» How to complete this task:
Look through the entries below for the string "filas", and copy each line where it is found.
· · · · · · ·
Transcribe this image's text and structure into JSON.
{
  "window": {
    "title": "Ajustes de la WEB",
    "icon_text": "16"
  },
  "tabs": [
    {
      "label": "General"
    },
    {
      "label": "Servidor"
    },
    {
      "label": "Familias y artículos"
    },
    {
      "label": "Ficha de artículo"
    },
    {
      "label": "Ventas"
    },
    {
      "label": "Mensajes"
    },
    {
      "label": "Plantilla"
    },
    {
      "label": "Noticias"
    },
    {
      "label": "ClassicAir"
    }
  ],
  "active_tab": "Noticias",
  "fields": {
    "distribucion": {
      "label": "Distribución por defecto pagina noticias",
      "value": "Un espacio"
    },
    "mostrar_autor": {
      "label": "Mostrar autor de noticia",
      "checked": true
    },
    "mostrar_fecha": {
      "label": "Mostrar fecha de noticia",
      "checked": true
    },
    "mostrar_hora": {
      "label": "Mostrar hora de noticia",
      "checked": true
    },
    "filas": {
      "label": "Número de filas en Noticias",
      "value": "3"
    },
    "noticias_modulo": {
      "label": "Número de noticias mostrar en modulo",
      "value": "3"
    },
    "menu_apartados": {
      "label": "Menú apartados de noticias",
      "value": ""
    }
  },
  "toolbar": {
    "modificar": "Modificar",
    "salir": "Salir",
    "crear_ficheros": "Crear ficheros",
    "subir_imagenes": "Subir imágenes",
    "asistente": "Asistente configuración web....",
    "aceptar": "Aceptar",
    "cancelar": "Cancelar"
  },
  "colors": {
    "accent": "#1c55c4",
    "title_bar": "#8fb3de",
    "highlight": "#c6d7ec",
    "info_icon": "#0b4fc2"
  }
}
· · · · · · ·
» Exercise answer:
    "filas": {
      "label": "Número de filas en Noticias",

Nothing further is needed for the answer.